Kondotronics is a DC-based musician and programmer who creates compositions with inexpensive and obsolete synthesizer hardware. Inspired by the vacuity and madness of daily life in the heart of the American empire, Kondotronics works with synthesizers, drum machines, and samples to build percussive and hypnotic tracks from the relative comfort and safety of his “bunker” in DC.


Touring Opportunities


We hope to bring Solaris – Shelter for the Next Cold War to a mix of traditional and non-traditional venues including storefronts and abandoned buildings, historic structures, and museums and art galleries in as many communities as we can.

Solaris debuted at Umbrella (April 2019), a four day pop-up gallery in a soon-to-be demolished building located in the heart of DC’s thriving U Street arts district. The 900 square-foot installation attracted more than 11,000 visitors and received rave reviews.

Thousands more explored an expanded presentation (2,000 sq ft) from May - July 2019 at Culture House, a buzzing event and art space in a historic church, four blocks from the US Capitol. Complementary programs included a Cold War-themed dance party, panel discussions and lectures on present-day propaganda, site-specific improv performances, and customized tours.

U.S. Representative Alexandria Ocasio-Cortez visiting  Solaris — Shelter for the Next Cold War  in Washington DC (April 2019)

U.S. Representative Alexandria Ocasio-Cortez visiting Solaris — Shelter for the Next Cold War in Washington DC (April 2019)

Solaris is designed for spaces ranging from 1,000-4,000 square feet.  It includes a freestanding “bunker,” paintings, sculpture, video and sound media, interpretive text panels for all areas and pieces, and environmental lighting, plywood and steel stud walls.
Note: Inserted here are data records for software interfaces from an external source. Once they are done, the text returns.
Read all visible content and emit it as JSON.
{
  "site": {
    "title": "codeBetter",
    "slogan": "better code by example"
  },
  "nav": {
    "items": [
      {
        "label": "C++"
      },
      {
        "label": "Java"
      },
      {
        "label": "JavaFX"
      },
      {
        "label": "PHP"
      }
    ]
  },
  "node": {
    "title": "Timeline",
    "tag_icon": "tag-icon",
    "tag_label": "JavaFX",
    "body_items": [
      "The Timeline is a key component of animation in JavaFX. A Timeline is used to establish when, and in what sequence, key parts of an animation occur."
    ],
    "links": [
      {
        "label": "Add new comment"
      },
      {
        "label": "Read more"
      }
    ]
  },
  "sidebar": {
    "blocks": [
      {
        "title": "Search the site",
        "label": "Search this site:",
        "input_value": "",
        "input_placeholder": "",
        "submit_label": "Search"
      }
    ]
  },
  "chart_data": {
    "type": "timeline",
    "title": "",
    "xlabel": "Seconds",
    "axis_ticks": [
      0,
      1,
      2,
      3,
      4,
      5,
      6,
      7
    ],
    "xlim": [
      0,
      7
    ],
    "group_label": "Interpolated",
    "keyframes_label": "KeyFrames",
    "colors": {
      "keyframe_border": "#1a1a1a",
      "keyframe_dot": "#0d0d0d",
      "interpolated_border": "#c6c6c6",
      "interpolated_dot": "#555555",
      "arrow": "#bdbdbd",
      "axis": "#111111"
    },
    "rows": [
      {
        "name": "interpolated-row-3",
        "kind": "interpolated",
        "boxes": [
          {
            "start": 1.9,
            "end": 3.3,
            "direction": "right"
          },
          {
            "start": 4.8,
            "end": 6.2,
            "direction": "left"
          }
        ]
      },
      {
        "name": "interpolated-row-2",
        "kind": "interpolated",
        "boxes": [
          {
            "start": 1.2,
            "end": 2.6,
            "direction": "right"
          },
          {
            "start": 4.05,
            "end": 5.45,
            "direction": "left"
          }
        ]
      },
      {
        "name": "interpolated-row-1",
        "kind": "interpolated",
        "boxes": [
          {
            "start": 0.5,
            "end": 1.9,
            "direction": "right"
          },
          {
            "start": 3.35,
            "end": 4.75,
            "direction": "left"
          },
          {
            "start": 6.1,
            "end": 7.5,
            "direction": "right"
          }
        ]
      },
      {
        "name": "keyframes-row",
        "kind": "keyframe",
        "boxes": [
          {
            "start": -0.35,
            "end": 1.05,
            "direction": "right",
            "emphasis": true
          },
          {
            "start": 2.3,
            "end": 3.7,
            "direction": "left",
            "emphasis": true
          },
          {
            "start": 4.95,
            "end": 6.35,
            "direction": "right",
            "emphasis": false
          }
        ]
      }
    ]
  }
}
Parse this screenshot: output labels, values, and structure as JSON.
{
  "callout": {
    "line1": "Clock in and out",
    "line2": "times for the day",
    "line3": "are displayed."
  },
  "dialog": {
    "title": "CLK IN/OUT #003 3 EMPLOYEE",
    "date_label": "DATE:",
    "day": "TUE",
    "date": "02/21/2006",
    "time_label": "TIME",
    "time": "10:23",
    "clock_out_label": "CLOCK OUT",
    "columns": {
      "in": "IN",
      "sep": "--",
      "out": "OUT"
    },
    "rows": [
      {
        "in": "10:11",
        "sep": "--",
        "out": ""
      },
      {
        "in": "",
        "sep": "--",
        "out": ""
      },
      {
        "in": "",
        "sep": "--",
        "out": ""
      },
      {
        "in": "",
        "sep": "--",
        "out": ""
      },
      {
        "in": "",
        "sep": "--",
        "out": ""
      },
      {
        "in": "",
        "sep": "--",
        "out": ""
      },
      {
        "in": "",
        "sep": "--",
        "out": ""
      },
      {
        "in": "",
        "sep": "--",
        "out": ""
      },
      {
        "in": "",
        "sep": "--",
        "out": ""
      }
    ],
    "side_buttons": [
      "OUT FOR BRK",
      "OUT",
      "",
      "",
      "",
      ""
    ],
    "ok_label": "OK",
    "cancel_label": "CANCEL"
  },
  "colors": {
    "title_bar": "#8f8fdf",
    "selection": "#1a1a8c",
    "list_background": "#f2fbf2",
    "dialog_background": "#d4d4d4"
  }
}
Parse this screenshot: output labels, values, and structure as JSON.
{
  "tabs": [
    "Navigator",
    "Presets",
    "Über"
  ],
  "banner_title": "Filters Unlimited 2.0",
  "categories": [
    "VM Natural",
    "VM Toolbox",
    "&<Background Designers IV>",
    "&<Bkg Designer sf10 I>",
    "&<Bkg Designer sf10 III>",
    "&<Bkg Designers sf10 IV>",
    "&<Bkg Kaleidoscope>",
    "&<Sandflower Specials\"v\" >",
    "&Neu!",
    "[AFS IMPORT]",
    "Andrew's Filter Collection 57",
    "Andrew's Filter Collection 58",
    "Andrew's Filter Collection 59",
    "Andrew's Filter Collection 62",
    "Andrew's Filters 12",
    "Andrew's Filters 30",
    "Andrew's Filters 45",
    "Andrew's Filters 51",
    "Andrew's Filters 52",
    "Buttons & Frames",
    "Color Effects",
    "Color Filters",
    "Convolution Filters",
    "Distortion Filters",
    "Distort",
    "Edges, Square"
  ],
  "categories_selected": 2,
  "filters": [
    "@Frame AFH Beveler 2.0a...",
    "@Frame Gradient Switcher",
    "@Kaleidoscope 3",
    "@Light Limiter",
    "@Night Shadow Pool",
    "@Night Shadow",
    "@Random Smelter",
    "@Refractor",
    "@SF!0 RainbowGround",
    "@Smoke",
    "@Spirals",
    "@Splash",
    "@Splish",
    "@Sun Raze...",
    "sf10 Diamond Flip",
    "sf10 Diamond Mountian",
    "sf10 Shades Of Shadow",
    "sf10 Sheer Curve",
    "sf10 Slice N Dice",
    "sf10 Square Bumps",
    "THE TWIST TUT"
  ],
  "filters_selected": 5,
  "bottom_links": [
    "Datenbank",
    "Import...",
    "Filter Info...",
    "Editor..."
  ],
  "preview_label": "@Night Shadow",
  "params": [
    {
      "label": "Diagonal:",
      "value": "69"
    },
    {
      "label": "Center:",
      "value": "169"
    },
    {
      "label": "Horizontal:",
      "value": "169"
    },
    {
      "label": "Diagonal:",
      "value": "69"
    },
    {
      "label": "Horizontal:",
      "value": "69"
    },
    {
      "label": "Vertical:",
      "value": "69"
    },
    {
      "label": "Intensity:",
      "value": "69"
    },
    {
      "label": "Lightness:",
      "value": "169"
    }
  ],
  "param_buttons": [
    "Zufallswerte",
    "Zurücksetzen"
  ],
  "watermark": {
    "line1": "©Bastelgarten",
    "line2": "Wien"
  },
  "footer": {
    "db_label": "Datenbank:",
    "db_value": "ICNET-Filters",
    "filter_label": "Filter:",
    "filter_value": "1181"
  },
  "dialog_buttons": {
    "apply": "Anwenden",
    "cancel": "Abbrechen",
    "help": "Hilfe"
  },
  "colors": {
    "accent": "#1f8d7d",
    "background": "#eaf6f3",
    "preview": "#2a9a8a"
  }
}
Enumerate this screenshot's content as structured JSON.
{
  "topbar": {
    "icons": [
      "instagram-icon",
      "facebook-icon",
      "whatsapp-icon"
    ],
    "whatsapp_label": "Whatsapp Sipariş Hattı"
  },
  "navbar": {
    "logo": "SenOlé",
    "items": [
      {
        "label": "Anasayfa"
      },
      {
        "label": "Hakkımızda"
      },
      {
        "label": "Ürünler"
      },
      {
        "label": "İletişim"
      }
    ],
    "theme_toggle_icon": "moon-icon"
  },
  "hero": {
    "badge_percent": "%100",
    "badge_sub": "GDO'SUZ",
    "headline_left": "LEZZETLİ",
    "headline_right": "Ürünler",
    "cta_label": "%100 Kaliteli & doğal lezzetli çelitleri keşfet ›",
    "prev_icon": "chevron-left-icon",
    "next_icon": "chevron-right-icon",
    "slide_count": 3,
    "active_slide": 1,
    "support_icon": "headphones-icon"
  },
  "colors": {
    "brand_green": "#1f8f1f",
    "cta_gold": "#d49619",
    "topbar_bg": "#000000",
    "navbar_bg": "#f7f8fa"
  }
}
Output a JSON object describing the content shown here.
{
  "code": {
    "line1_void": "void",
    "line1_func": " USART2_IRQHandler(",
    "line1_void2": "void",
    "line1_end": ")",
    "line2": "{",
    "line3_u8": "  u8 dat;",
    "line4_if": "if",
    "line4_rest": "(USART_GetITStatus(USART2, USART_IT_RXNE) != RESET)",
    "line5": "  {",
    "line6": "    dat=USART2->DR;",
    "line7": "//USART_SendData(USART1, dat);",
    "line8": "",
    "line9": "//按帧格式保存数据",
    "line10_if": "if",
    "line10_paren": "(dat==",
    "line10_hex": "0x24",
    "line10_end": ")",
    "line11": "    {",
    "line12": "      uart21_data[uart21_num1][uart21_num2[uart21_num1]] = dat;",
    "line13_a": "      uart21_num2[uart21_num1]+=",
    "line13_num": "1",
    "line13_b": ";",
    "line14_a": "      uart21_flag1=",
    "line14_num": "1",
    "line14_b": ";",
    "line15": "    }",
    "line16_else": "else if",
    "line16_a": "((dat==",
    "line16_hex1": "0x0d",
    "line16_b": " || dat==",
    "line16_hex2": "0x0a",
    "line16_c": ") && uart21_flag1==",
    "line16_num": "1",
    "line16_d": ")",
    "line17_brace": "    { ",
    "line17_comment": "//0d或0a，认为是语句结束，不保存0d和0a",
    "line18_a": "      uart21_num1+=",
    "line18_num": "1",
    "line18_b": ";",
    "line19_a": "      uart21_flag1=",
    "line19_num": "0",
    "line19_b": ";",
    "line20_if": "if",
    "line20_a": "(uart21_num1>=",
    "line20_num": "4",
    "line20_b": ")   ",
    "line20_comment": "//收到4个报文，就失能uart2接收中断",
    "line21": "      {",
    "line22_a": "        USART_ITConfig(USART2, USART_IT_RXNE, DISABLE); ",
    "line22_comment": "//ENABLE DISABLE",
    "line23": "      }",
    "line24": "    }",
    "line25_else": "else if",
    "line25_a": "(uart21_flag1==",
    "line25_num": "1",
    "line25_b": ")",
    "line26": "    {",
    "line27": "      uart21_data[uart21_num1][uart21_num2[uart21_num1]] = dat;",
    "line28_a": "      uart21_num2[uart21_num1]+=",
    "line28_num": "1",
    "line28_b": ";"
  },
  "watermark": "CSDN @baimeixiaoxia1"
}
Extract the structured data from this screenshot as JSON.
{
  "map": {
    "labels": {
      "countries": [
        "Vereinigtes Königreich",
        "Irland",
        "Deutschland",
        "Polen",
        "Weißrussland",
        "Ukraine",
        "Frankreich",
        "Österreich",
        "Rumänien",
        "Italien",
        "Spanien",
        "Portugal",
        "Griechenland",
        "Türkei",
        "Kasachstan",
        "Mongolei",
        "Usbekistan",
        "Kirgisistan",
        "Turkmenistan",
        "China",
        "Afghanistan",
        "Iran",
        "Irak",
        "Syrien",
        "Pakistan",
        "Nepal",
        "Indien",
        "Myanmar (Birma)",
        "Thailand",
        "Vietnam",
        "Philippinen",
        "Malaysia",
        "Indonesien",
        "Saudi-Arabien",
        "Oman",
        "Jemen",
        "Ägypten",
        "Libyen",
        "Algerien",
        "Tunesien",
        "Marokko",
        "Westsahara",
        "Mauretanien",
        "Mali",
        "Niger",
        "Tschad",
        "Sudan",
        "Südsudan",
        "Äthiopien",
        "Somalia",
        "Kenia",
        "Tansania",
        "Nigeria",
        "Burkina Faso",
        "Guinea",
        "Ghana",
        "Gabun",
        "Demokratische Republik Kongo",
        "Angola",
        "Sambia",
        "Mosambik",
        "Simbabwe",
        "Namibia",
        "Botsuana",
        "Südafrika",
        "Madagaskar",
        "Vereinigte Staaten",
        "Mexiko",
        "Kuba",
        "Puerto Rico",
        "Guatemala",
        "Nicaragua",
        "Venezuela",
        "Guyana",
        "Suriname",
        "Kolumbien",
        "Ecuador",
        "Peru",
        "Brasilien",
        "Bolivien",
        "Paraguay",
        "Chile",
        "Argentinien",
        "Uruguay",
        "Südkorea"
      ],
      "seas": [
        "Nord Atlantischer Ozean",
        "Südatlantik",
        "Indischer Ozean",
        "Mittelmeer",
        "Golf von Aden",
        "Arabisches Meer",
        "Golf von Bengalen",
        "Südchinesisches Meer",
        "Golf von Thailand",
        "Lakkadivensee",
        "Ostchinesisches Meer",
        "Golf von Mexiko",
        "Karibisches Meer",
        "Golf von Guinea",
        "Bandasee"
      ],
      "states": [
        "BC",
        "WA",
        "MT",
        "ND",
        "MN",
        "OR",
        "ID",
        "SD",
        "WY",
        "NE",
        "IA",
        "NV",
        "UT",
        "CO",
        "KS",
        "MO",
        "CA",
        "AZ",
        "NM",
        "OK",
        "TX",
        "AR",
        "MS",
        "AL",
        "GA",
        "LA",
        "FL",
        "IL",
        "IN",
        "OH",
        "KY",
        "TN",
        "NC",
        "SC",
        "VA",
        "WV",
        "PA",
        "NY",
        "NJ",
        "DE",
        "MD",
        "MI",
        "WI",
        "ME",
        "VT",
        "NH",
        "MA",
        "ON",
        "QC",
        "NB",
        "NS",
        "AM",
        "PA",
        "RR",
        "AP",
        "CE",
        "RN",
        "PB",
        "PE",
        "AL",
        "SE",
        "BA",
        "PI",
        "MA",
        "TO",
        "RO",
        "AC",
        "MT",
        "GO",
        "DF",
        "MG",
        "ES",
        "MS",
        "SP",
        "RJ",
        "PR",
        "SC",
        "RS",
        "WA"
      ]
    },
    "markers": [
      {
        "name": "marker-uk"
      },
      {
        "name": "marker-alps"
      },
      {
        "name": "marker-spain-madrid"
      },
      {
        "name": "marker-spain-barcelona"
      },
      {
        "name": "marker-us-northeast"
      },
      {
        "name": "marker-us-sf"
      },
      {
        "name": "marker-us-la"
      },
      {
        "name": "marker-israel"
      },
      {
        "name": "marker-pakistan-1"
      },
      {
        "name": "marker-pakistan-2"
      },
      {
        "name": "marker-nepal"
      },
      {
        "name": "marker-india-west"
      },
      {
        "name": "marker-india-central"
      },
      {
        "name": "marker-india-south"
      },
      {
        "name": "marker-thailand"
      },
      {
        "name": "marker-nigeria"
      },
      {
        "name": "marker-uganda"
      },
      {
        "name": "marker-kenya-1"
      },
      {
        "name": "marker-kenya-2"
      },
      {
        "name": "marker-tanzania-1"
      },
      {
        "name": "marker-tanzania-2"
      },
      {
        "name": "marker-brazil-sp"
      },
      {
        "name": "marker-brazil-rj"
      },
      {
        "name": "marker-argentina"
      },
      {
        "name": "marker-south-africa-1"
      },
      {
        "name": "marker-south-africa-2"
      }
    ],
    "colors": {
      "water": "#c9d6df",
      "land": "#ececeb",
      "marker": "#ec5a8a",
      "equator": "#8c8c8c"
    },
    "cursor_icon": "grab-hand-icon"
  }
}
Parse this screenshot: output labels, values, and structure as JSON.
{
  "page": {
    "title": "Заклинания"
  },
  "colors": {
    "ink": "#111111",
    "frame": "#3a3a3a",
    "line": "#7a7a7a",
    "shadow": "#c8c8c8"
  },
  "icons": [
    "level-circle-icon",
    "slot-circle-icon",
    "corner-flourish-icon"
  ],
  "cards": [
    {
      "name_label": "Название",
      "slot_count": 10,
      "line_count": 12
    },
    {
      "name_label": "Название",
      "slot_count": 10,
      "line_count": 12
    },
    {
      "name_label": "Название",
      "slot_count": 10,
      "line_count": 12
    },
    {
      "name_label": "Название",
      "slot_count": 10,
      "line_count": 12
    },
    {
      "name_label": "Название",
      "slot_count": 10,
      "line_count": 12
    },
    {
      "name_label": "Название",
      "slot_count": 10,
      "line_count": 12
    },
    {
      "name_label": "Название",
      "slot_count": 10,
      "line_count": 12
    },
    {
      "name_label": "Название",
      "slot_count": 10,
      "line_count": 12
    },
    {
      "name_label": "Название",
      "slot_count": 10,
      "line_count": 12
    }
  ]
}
Please contact Zachary Paul Levine if you are interested in bringing Solaris to your community: